═════ DATA TO PROCESS
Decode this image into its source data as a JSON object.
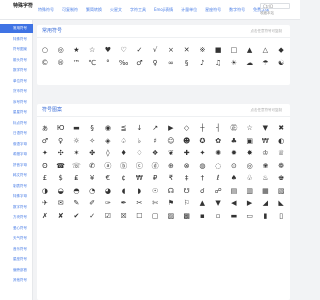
{
  "header": {
    "logo": "特殊字符",
    "nav": [
      "特殊符号",
      "可复制符",
      "繁简转换",
      "火星文",
      "字符工具",
      "Emoji表情",
      "计量单位",
      "星座符号",
      "数字符号",
      "免费字体"
    ],
    "search_label": "CtrlD",
    "sub_label": "收藏本站"
  },
  "sidebar": {
    "items": [
      {
        "label": "常用符号",
        "active": true
      },
      {
        "label": "特殊符号",
        "active": false
      },
      {
        "label": "符号图案",
        "active": false
      },
      {
        "label": "箭头符号",
        "active": false
      },
      {
        "label": "数学符号",
        "active": false
      },
      {
        "label": "单位符号",
        "active": false
      },
      {
        "label": "货币符号",
        "active": false
      },
      {
        "label": "序号符号",
        "active": false
      },
      {
        "label": "星星符号",
        "active": false
      },
      {
        "label": "标点符号",
        "active": false
      },
      {
        "label": "日语符号",
        "active": false
      },
      {
        "label": "俄语字母",
        "active": false
      },
      {
        "label": "希腊字母",
        "active": false
      },
      {
        "label": "拼音字母",
        "active": false
      },
      {
        "label": "韩文符号",
        "active": false
      },
      {
        "label": "制表符号",
        "active": false
      },
      {
        "label": "特殊字母",
        "active": false
      },
      {
        "label": "数字符号",
        "active": false
      },
      {
        "label": "方块符号",
        "active": false
      },
      {
        "label": "爱心符号",
        "active": false
      },
      {
        "label": "天气符号",
        "active": false
      },
      {
        "label": "音乐符号",
        "active": false
      },
      {
        "label": "星座符号",
        "active": false
      },
      {
        "label": "偏旁部首",
        "active": false
      },
      {
        "label": "其他符号",
        "active": false
      }
    ]
  },
  "common": {
    "title": "常用符号",
    "hint": "点击任意符号可复制",
    "symbols": [
      "○",
      "◎",
      "★",
      "☆",
      "♥",
      "♡",
      "✓",
      "√",
      "×",
      "✕",
      "※",
      "■",
      "□",
      "▲",
      "△",
      "◆",
      "©",
      "®",
      "™",
      "℃",
      "°",
      "‰",
      "♂",
      "♀",
      "∞",
      "§",
      "♪",
      "♫",
      "☀",
      "☁",
      "☂",
      "☯"
    ]
  },
  "patterns": {
    "title": "符号图案",
    "hint": "点击任意符号可复制",
    "symbols": [
      "ぁ",
      "Ю",
      "▬",
      "§",
      "◉",
      "≦",
      "↓",
      "↗",
      "▶",
      "◇",
      "┼",
      "┤",
      "㊣",
      "☆",
      "▼",
      "✖",
      "♂",
      "♀",
      "☼",
      "✧",
      "◈",
      "♤",
      "♭",
      "♯",
      "☺",
      "☻",
      "✪",
      "✿",
      "♣",
      "▣",
      "₩",
      "◐",
      "✦",
      "✣",
      "✶",
      "✤",
      "◊",
      "♦",
      "♢",
      "❖",
      "❦",
      "✚",
      "✦",
      "✺",
      "✹",
      "✸",
      "♔",
      "♕",
      "ʘ",
      "☎",
      "☏",
      "✆",
      "ⓐ",
      "ⓑ",
      "ⓒ",
      "ⓓ",
      "⊕",
      "⊗",
      "◍",
      "◌",
      "⊙",
      "◎",
      "❀",
      "❁",
      "£",
      "$",
      "₤",
      "¥",
      "€",
      "¢",
      "₩",
      "₽",
      "₹",
      "‡",
      "†",
      "ℓ",
      "♠",
      "♧",
      "♨",
      "♚",
      "◑",
      "◒",
      "◓",
      "◔",
      "◕",
      "◖",
      "◗",
      "☉",
      "☊",
      "☋",
      "☌",
      "☍",
      "▤",
      "▥",
      "▦",
      "▧",
      "✈",
      "✉",
      "✎",
      "✐",
      "✑",
      "✒",
      "✂",
      "✄",
      "⚑",
      "⚐",
      "▲",
      "▼",
      "◀",
      "▶",
      "◢",
      "◣",
      "✗",
      "✘",
      "✔",
      "✓",
      "☑",
      "☒",
      "☐",
      "▢",
      "▨",
      "▩",
      "▪",
      "▫",
      "▬",
      "▭",
      "▮",
      "▯"
    ]
  }
}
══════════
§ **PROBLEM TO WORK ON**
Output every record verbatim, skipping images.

§ **SOLUTION BELOW**
Decode this image into its source data as a JSON object.
{
  "header": {
    "logo": "特殊字符",
    "nav": [
      "特殊符号",
      "可复制符",
      "繁简转换",
      "火星文",
      "字符工具",
      "Emoji表情",
      "计量单位",
      "星座符号",
      "数字符号",
      "免费字体"
    ],
    "search_label": "CtrlD",
    "sub_label": "收藏本站"
  },
  "sidebar": {
    "items": [
      {
        "label": "常用符号",
        "active": true
      },
      {
        "label": "特殊符号",
        "active": false
      },
      {
        "label": "符号图案",
        "active": false
      },
      {
        "label": "箭头符号",
        "active": false
      },
      {
        "label": "数学符号",
        "active": false
      },
      {
        "label": "单位符号",
        "active": false
      },
      {
        "label": "货币符号",
        "active": false
      },
      {
        "label": "序号符号",
        "active": false
      },
      {
        "label": "星星符号",
        "active": false
      },
      {
        "label": "标点符号",
        "active": false
      },
      {
        "label": "日语符号",
        "active": false
      },
      {
        "label": "俄语字母",
        "active": false
      },
      {
        "label": "希腊字母",
        "active": false
      },
      {
        "label": "拼音字母",
        "active": false
      },
      {
        "label": "韩文符号",
        "active": false
      },
      {
        "label": "制表符号",
        "active": false
      },
      {
        "label": "特殊字母",
        "active": false
      },
      {
        "label": "数字符号",
        "active": false
      },
      {
        "label": "方块符号",
        "active": false
      },
      {
        "label": "爱心符号",
        "active": false
      },
      {
        "label": "天气符号",
        "active": false
      },
      {
        "label": "音乐符号",
        "active": false
      },
      {
        "label": "星座符号",
        "active": false
      },
      {
        "label": "偏旁部首",
        "active": false
      },
      {
        "label": "其他符号",
        "active": false
      }
    ]
  },
  "common": {
    "title": "常用符号",
    "hint": "点击任意符号可复制",
    "symbols": [
      "○",
      "◎",
      "★",
      "☆",
      "♥",
      "♡",
      "✓",
      "√",
      "×",
      "✕",
      "※",
      "■",
      "□",
      "▲",
      "△",
      "◆",
      "©",
      "®",
      "™",
      "℃",
      "°",
      "‰",
      "♂",
      "♀",
      "∞",
      "§",
      "♪",
      "♫",
      "☀",
      "☁",
      "☂",
      "☯"
    ]
  },
  "patterns": {
    "title": "符号图案",
    "hint": "点击任意符号可复制",
    "symbols": [
      "ぁ",
      "Ю",
      "▬",
      "§",
      "◉",
      "≦",
      "↓",
      "↗",
      "▶",
      "◇",
      "┼",
      "┤",
      "㊣",
      "☆",
      "▼",
      "✖",
      "♂",
      "♀",
      "☼",
      "✧",
      "◈",
      "♤",
      "♭",
      "♯",
      "☺",
      "☻",
      "✪",
      "✿",
      "♣",
      "▣",
      "₩",
      "◐",
      "✦",
      "✣",
      "✶",
      "✤",
      "◊",
      "♦",
      "♢",
      "❖",
      "❦",
      "✚",
      "✦",
      "✺",
      "✹",
      "✸",
      "♔",
      "♕",
      "ʘ",
      "☎",
      "☏",
      "✆",
      "ⓐ",
      "ⓑ",
      "ⓒ",
      "ⓓ",
      "⊕",
      "⊗",
      "◍",
      "◌",
      "⊙",
      "◎",
      "❀",
      "❁",
      "£",
      "$",
      "₤",
      "¥",
      "€",
      "¢",
      "₩",
      "₽",
      "₹",
      "‡",
      "†",
      "ℓ",
      "♠",
      "♧",
      "♨",
      "♚",
      "◑",
      "◒",
      "◓",
      "◔",
      "◕",
      "◖",
      "◗",
      "☉",
      "☊",
      "☋",
      "☌",
      "☍",
      "▤",
      "▥",
      "▦",
      "▧",
      "✈",
      "✉",
      "✎",
      "✐",
      "✑",
      "✒",
      "✂",
      "✄",
      "⚑",
      "⚐",
      "▲",
      "▼",
      "◀",
      "▶",
      "◢",
      "◣",
      "✗",
      "✘",
      "✔",
      "✓",
      "☑",
      "☒",
      "☐",
      "▢",
      "▨",
      "▩",
      "▪",
      "▫",
      "▬",
      "▭",
      "▮",
      "▯"
    ]
  }
}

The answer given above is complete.